Stored items from a collection:
%%

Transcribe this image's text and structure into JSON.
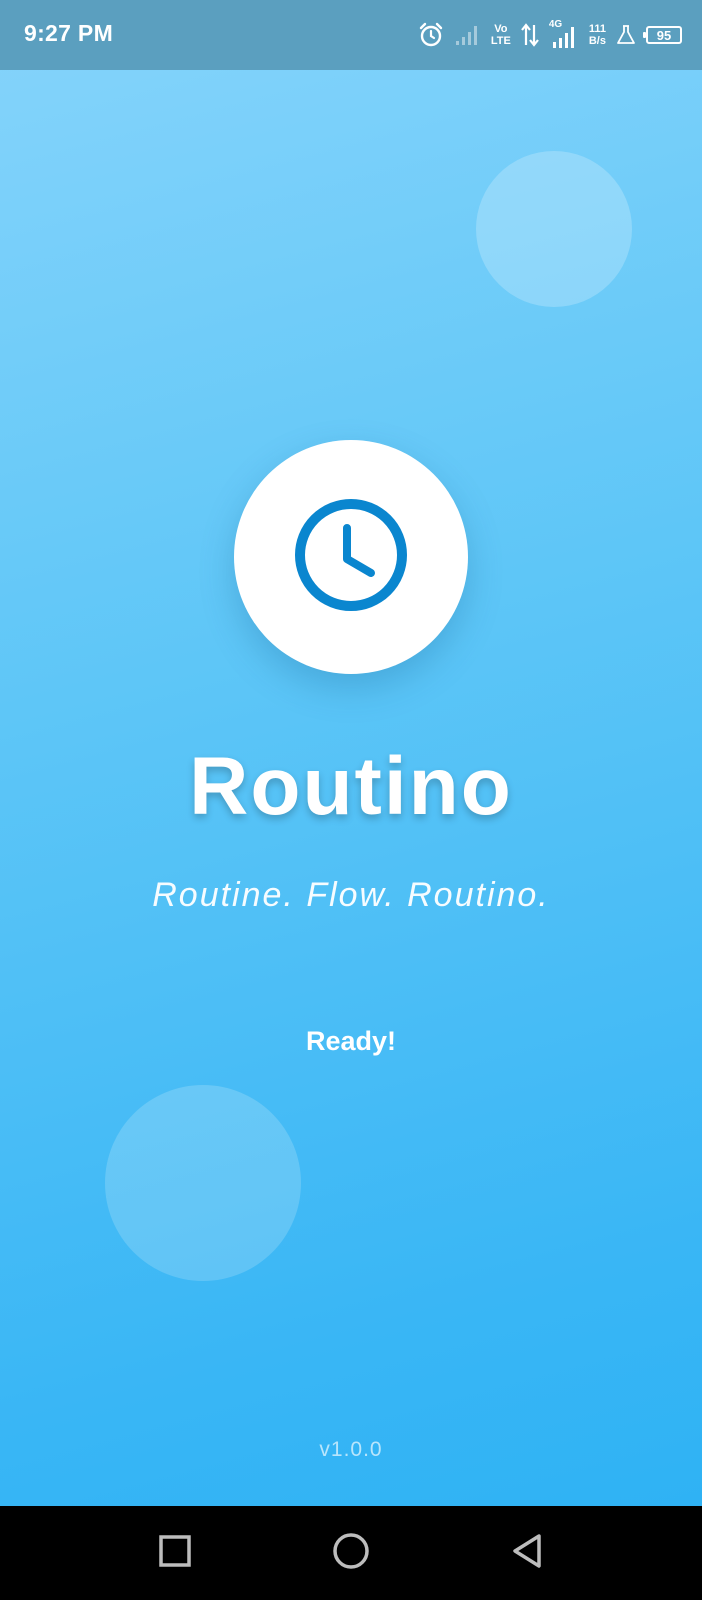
{
  "status_bar": {
    "time": "9:27 PM",
    "volte_line1": "Vo",
    "volte_line2": "LTE",
    "network_type": "4G",
    "speed_value": "111",
    "speed_unit": "B/s",
    "battery_level": "95",
    "icons": [
      "alarm-icon",
      "signal-icon",
      "volte-icon",
      "data-arrows-icon",
      "signal-4g-icon",
      "flask-icon",
      "battery-icon"
    ]
  },
  "splash": {
    "app_name": "Routino",
    "tagline": "Routine. Flow. Routino.",
    "status": "Ready!",
    "version": "v1.0.0",
    "logo_icon": "clock-icon"
  },
  "nav_bar": {
    "icons": [
      "recent-apps-icon",
      "home-icon",
      "back-icon"
    ]
  },
  "colors": {
    "background_top": "#86d4fb",
    "background_bottom": "#2bb1f4",
    "status_bar": "#5b9fbf",
    "clock_blue": "#0a86cf",
    "text": "#ffffff"
  }
}
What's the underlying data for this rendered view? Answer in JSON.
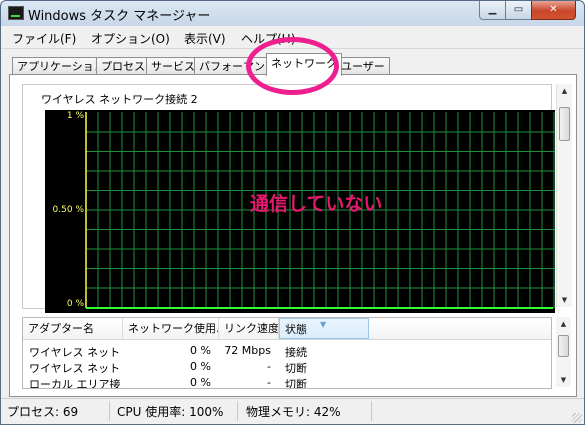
{
  "window": {
    "title": "Windows タスク マネージャー",
    "app_icon": "task-manager-icon",
    "minimize_glyph": "▁",
    "maximize_glyph": "▭",
    "close_glyph": "✕"
  },
  "menu": [
    {
      "label": "ファイル(F)"
    },
    {
      "label": "オプション(O)"
    },
    {
      "label": "表示(V)"
    },
    {
      "label": "ヘルプ(H)"
    }
  ],
  "tabs": [
    {
      "label": "アプリケーション",
      "active": false
    },
    {
      "label": "プロセス",
      "active": false
    },
    {
      "label": "サービス",
      "active": false
    },
    {
      "label": "パフォーマンス",
      "active": false
    },
    {
      "label": "ネットワーク",
      "active": true
    },
    {
      "label": "ユーザー",
      "active": false
    }
  ],
  "graph": {
    "title": "ワイヤレス ネットワーク接続 2",
    "y_labels": [
      "1 %",
      "0.50 %",
      "0 %"
    ],
    "annotation": "通信していない",
    "grid_color": "#1f8f3f",
    "axis_color": "#ffff33",
    "trace_color": "#33ff33"
  },
  "chart_data": {
    "type": "line",
    "ylim": [
      0,
      1
    ],
    "grid": true,
    "series": [
      {
        "values": [
          0,
          0,
          0,
          0,
          0,
          0,
          0,
          0,
          0,
          0
        ]
      }
    ]
  },
  "adapters": {
    "columns": [
      "アダプター名",
      "ネットワーク使用...",
      "リンク速度",
      "状態"
    ],
    "rows": [
      {
        "name": "ワイヤレス ネット...",
        "usage": "0 %",
        "speed": "72 Mbps",
        "state": "接続"
      },
      {
        "name": "ワイヤレス ネット...",
        "usage": "0 %",
        "speed": "-",
        "state": "切断"
      },
      {
        "name": "ローカル エリア接...",
        "usage": "0 %",
        "speed": "-",
        "state": "切断"
      }
    ]
  },
  "status": {
    "processes": "プロセス: 69",
    "cpu": "CPU 使用率: 100%",
    "memory": "物理メモリ: 42%"
  },
  "scroll": {
    "up": "▲",
    "down": "▼"
  },
  "colors": {
    "highlight": "#ee1f8f",
    "annotation": "#e8176f"
  }
}
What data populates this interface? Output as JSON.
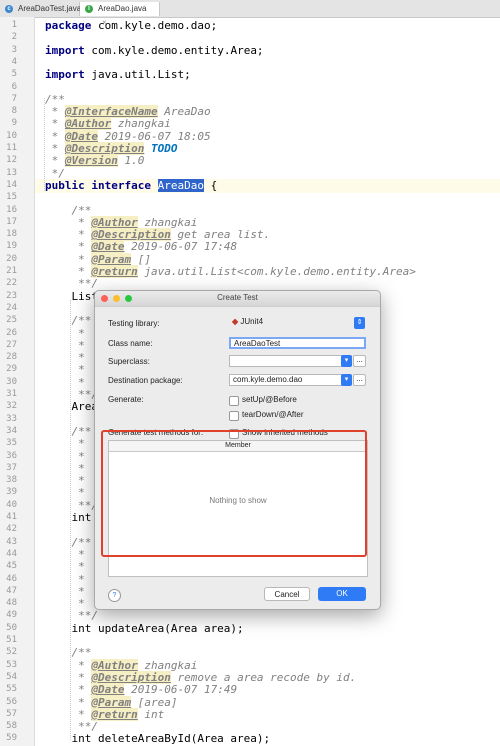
{
  "tabs": [
    {
      "label": "AreaDaoTest.java",
      "icon": "class-c-icon",
      "color": "#3a86d1"
    },
    {
      "label": "AreaDao.java",
      "icon": "interface-i-icon",
      "color": "#3aa64a"
    }
  ],
  "code_lines": [
    {
      "n": "1",
      "text": "package com.kyle.demo.dao;"
    },
    {
      "n": "2",
      "text": ""
    },
    {
      "n": "3",
      "text": "import com.kyle.demo.entity.Area;"
    },
    {
      "n": "4",
      "text": ""
    },
    {
      "n": "5",
      "text": "import java.util.List;"
    },
    {
      "n": "6",
      "text": ""
    },
    {
      "n": "7",
      "text": "/**"
    },
    {
      "n": "8",
      "text": " * @InterfaceName AreaDao"
    },
    {
      "n": "9",
      "text": " * @Author zhangkai"
    },
    {
      "n": "10",
      "text": " * @Date 2019-06-07 18:05"
    },
    {
      "n": "11",
      "text": " * @Description TODO"
    },
    {
      "n": "12",
      "text": " * @Version 1.0"
    },
    {
      "n": "13",
      "text": " */"
    },
    {
      "n": "14",
      "text": "public interface AreaDao {"
    },
    {
      "n": "15",
      "text": ""
    },
    {
      "n": "16",
      "text": "    /**"
    },
    {
      "n": "17",
      "text": "     * @Author zhangkai"
    },
    {
      "n": "18",
      "text": "     * @Description get area list."
    },
    {
      "n": "19",
      "text": "     * @Date 2019-06-07 17:48"
    },
    {
      "n": "20",
      "text": "     * @Param []"
    },
    {
      "n": "21",
      "text": "     * @return java.util.List<com.kyle.demo.entity.Area>"
    },
    {
      "n": "22",
      "text": "     **/"
    },
    {
      "n": "23",
      "text": "    List"
    },
    {
      "n": "24",
      "text": ""
    },
    {
      "n": "25",
      "text": "    /**"
    },
    {
      "n": "26",
      "text": "     *"
    },
    {
      "n": "27",
      "text": "     *"
    },
    {
      "n": "28",
      "text": "     *"
    },
    {
      "n": "29",
      "text": "     *"
    },
    {
      "n": "30",
      "text": "     *"
    },
    {
      "n": "31",
      "text": "     **/"
    },
    {
      "n": "32",
      "text": "    Area"
    },
    {
      "n": "33",
      "text": ""
    },
    {
      "n": "34",
      "text": "    /**"
    },
    {
      "n": "35",
      "text": "     *"
    },
    {
      "n": "36",
      "text": "     *"
    },
    {
      "n": "37",
      "text": "     *"
    },
    {
      "n": "38",
      "text": "     *"
    },
    {
      "n": "39",
      "text": "     *"
    },
    {
      "n": "40",
      "text": "     **/"
    },
    {
      "n": "41",
      "text": "    int"
    },
    {
      "n": "42",
      "text": ""
    },
    {
      "n": "43",
      "text": "    /**"
    },
    {
      "n": "44",
      "text": "     *"
    },
    {
      "n": "45",
      "text": "     *"
    },
    {
      "n": "46",
      "text": "     *"
    },
    {
      "n": "47",
      "text": "     *"
    },
    {
      "n": "48",
      "text": "     *"
    },
    {
      "n": "49",
      "text": "     **/"
    },
    {
      "n": "50",
      "text": "    int updateArea(Area area);"
    },
    {
      "n": "51",
      "text": ""
    },
    {
      "n": "52",
      "text": "    /**"
    },
    {
      "n": "53",
      "text": "     * @Author zhangkai"
    },
    {
      "n": "54",
      "text": "     * @Description remove a area recode by id."
    },
    {
      "n": "55",
      "text": "     * @Date 2019-06-07 17:49"
    },
    {
      "n": "56",
      "text": "     * @Param [area]"
    },
    {
      "n": "57",
      "text": "     * @return int"
    },
    {
      "n": "58",
      "text": "     **/"
    },
    {
      "n": "59",
      "text": "    int deleteAreaById(Area area);"
    }
  ],
  "dialog": {
    "title": "Create Test",
    "testing_library_label": "Testing library:",
    "testing_library_value": "JUnit4",
    "class_name_label": "Class name:",
    "class_name_value": "AreaDaoTest",
    "superclass_label": "Superclass:",
    "superclass_value": "",
    "destination_label": "Destination package:",
    "destination_value": "com.kyle.demo.dao",
    "generate_label": "Generate:",
    "setup_label": "setUp/@Before",
    "teardown_label": "tearDown/@After",
    "methods_label": "Generate test methods for:",
    "show_inherited_label": "Show inherited methods",
    "member_header": "Member",
    "empty_text": "Nothing to show",
    "browse_label": "...",
    "help_label": "?",
    "cancel_label": "Cancel",
    "ok_label": "OK"
  },
  "colors": {
    "accent": "#2f7bf5",
    "highlight_box": "#e0412c",
    "selection": "#2f65ca"
  }
}
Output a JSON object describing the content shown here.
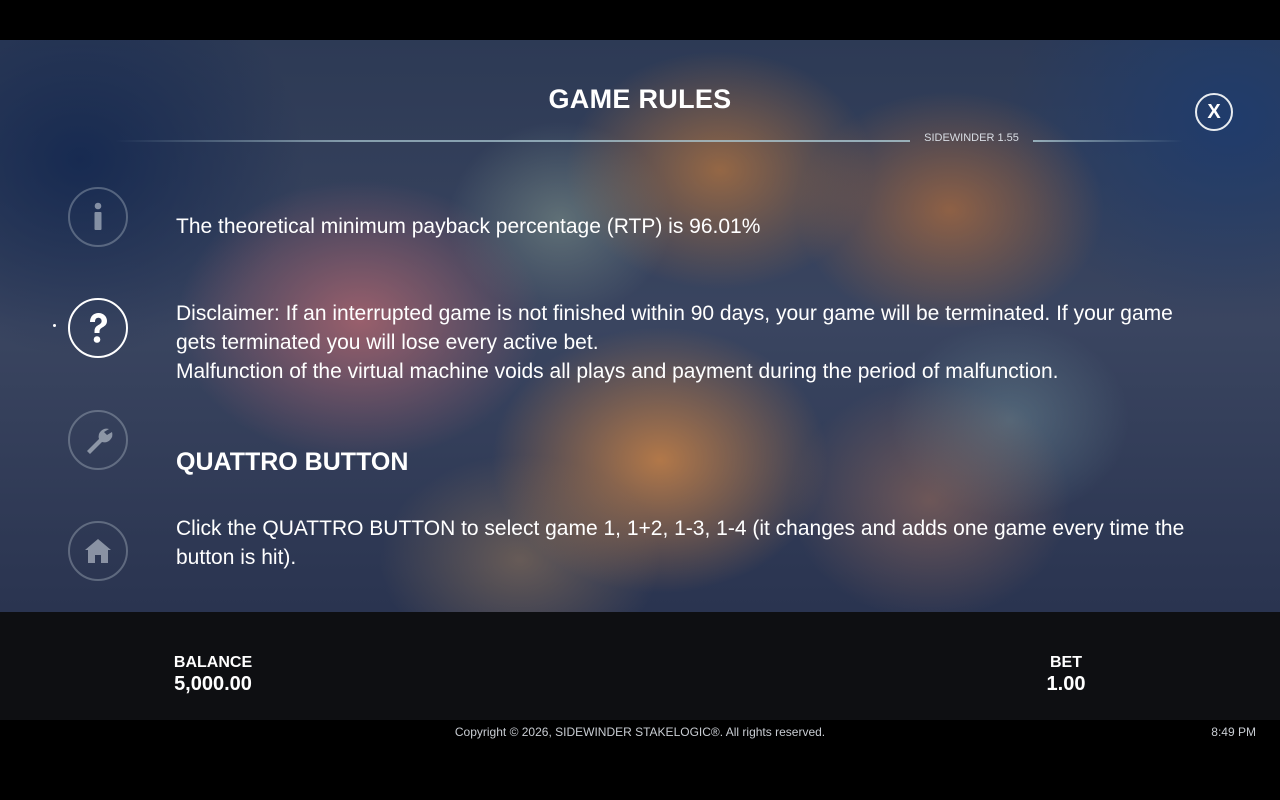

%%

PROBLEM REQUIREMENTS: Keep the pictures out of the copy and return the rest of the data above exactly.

REPLY:
Transcribe this image's text and structure into JSON.
{
  "status_bar": {
    "time": "9:27 PM",
    "volte_line1": "Vo",
    "volte_line2": "LTE",
    "network_type": "4G",
    "speed_value": "111",
    "speed_unit": "B/s",
    "battery_level": "95",
    "icons": [
      "alarm-icon",
      "signal-icon",
      "volte-icon",
      "data-arrows-icon",
      "signal-4g-icon",
      "flask-icon",
      "battery-icon"
    ]
  },
  "splash": {
    "app_name": "Routino",
    "tagline": "Routine. Flow. Routino.",
    "status": "Ready!",
    "version": "v1.0.0",
    "logo_icon": "clock-icon"
  },
  "nav_bar": {
    "icons": [
      "recent-apps-icon",
      "home-icon",
      "back-icon"
    ]
  },
  "colors": {
    "background_top": "#86d4fb",
    "background_bottom": "#2bb1f4",
    "status_bar": "#5b9fbf",
    "clock_blue": "#0a86cf",
    "text": "#ffffff"
  }
}
What's the underlying data for this rendered view? Answer in JSON.
{
  "window": {
    "title": "Windows タスク マネージャー",
    "app_icon": "task-manager-icon",
    "minimize_glyph": "▁",
    "maximize_glyph": "▭",
    "close_glyph": "✕"
  },
  "menu": [
    {
      "label": "ファイル(F)"
    },
    {
      "label": "オプション(O)"
    },
    {
      "label": "表示(V)"
    },
    {
      "label": "ヘルプ(H)"
    }
  ],
  "tabs": [
    {
      "label": "アプリケーション",
      "active": false
    },
    {
      "label": "プロセス",
      "active": false
    },
    {
      "label": "サービス",
      "active": false
    },
    {
      "label": "パフォーマンス",
      "active": false
    },
    {
      "label": "ネットワーク",
      "active": true
    },
    {
      "label": "ユーザー",
      "active": false
    }
  ],
  "graph": {
    "title": "ワイヤレス ネットワーク接続 2",
    "y_labels": [
      "1 %",
      "0.50 %",
      "0 %"
    ],
    "annotation": "通信していない",
    "grid_color": "#1f8f3f",
    "axis_color": "#ffff33",
    "trace_color": "#33ff33"
  },
  "chart_data": {
    "type": "line",
    "ylim": [
      0,
      1
    ],
    "grid": true,
    "series": [
      {
        "values": [
          0,
          0,
          0,
          0,
          0,
          0,
          0,
          0,
          0,
          0
        ]
      }
    ]
  },
  "adapters": {
    "columns": [
      "アダプター名",
      "ネットワーク使用...",
      "リンク速度",
      "状態"
    ],
    "rows": [
      {
        "name": "ワイヤレス ネット...",
        "usage": "0 %",
        "speed": "72 Mbps",
        "state": "接続"
      },
      {
        "name": "ワイヤレス ネット...",
        "usage": "0 %",
        "speed": "-",
        "state": "切断"
      },
      {
        "name": "ローカル エリア接...",
        "usage": "0 %",
        "speed": "-",
        "state": "切断"
      }
    ]
  },
  "status": {
    "processes": "プロセス: 69",
    "cpu": "CPU 使用率: 100%",
    "memory": "物理メモリ: 42%"
  },
  "scroll": {
    "up": "▲",
    "down": "▼"
  },
  "colors": {
    "highlight": "#ee1f8f",
    "annotation": "#e8176f"
  }
}
What data populates this interface? Output as JSON.
{
  "tabs": [
    {
      "label": "AreaDaoTest.java",
      "icon": "class-c-icon",
      "color": "#3a86d1"
    },
    {
      "label": "AreaDao.java",
      "icon": "interface-i-icon",
      "color": "#3aa64a"
    }
  ],
  "code_lines": [
    {
      "n": "1",
      "text": "package com.kyle.demo.dao;"
    },
    {
      "n": "2",
      "text": ""
    },
    {
      "n": "3",
      "text": "import com.kyle.demo.entity.Area;"
    },
    {
      "n": "4",
      "text": ""
    },
    {
      "n": "5",
      "text": "import java.util.List;"
    },
    {
      "n": "6",
      "text": ""
    },
    {
      "n": "7",
      "text": "/**"
    },
    {
      "n": "8",
      "text": " * @InterfaceName AreaDao"
    },
    {
      "n": "9",
      "text": " * @Author zhangkai"
    },
    {
      "n": "10",
      "text": " * @Date 2019-06-07 18:05"
    },
    {
      "n": "11",
      "text": " * @Description TODO"
    },
    {
      "n": "12",
      "text": " * @Version 1.0"
    },
    {
      "n": "13",
      "text": " */"
    },
    {
      "n": "14",
      "text": "public interface AreaDao {"
    },
    {
      "n": "15",
      "text": ""
    },
    {
      "n": "16",
      "text": "    /**"
    },
    {
      "n": "17",
      "text": "     * @Author zhangkai"
    },
    {
      "n": "18",
      "text": "     * @Description get area list."
    },
    {
      "n": "19",
      "text": "     * @Date 2019-06-07 17:48"
    },
    {
      "n": "20",
      "text": "     * @Param []"
    },
    {
      "n": "21",
      "text": "     * @return java.util.List<com.kyle.demo.entity.Area>"
    },
    {
      "n": "22",
      "text": "     **/"
    },
    {
      "n": "23",
      "text": "    List"
    },
    {
      "n": "24",
      "text": ""
    },
    {
      "n": "25",
      "text": "    /**"
    },
    {
      "n": "26",
      "text": "     *"
    },
    {
      "n": "27",
      "text": "     *"
    },
    {
      "n": "28",
      "text": "     *"
    },
    {
      "n": "29",
      "text": "     *"
    },
    {
      "n": "30",
      "text": "     *"
    },
    {
      "n": "31",
      "text": "     **/"
    },
    {
      "n": "32",
      "text": "    Area"
    },
    {
      "n": "33",
      "text": ""
    },
    {
      "n": "34",
      "text": "    /**"
    },
    {
      "n": "35",
      "text": "     *"
    },
    {
      "n": "36",
      "text": "     *"
    },
    {
      "n": "37",
      "text": "     *"
    },
    {
      "n": "38",
      "text": "     *"
    },
    {
      "n": "39",
      "text": "     *"
    },
    {
      "n": "40",
      "text": "     **/"
    },
    {
      "n": "41",
      "text": "    int"
    },
    {
      "n": "42",
      "text": ""
    },
    {
      "n": "43",
      "text": "    /**"
    },
    {
      "n": "44",
      "text": "     *"
    },
    {
      "n": "45",
      "text": "     *"
    },
    {
      "n": "46",
      "text": "     *"
    },
    {
      "n": "47",
      "text": "     *"
    },
    {
      "n": "48",
      "text": "     *"
    },
    {
      "n": "49",
      "text": "     **/"
    },
    {
      "n": "50",
      "text": "    int updateArea(Area area);"
    },
    {
      "n": "51",
      "text": ""
    },
    {
      "n": "52",
      "text": "    /**"
    },
    {
      "n": "53",
      "text": "     * @Author zhangkai"
    },
    {
      "n": "54",
      "text": "     * @Description remove a area recode by id."
    },
    {
      "n": "55",
      "text": "     * @Date 2019-06-07 17:49"
    },
    {
      "n": "56",
      "text": "     * @Param [area]"
    },
    {
      "n": "57",
      "text": "     * @return int"
    },
    {
      "n": "58",
      "text": "     **/"
    },
    {
      "n": "59",
      "text": "    int deleteAreaById(Area area);"
    }
  ],
  "dialog": {
    "title": "Create Test",
    "testing_library_label": "Testing library:",
    "testing_library_value": "JUnit4",
    "class_name_label": "Class name:",
    "class_name_value": "AreaDaoTest",
    "superclass_label": "Superclass:",
    "superclass_value": "",
    "destination_label": "Destination package:",
    "destination_value": "com.kyle.demo.dao",
    "generate_label": "Generate:",
    "setup_label": "setUp/@Before",
    "teardown_label": "tearDown/@After",
    "methods_label": "Generate test methods for:",
    "show_inherited_label": "Show inherited methods",
    "member_header": "Member",
    "empty_text": "Nothing to show",
    "browse_label": "...",
    "help_label": "?",
    "cancel_label": "Cancel",
    "ok_label": "OK"
  },
  "colors": {
    "accent": "#2f7bf5",
    "highlight_box": "#e0412c",
    "selection": "#2f65ca"
  }
}
Output a JSON object describing the content shown here.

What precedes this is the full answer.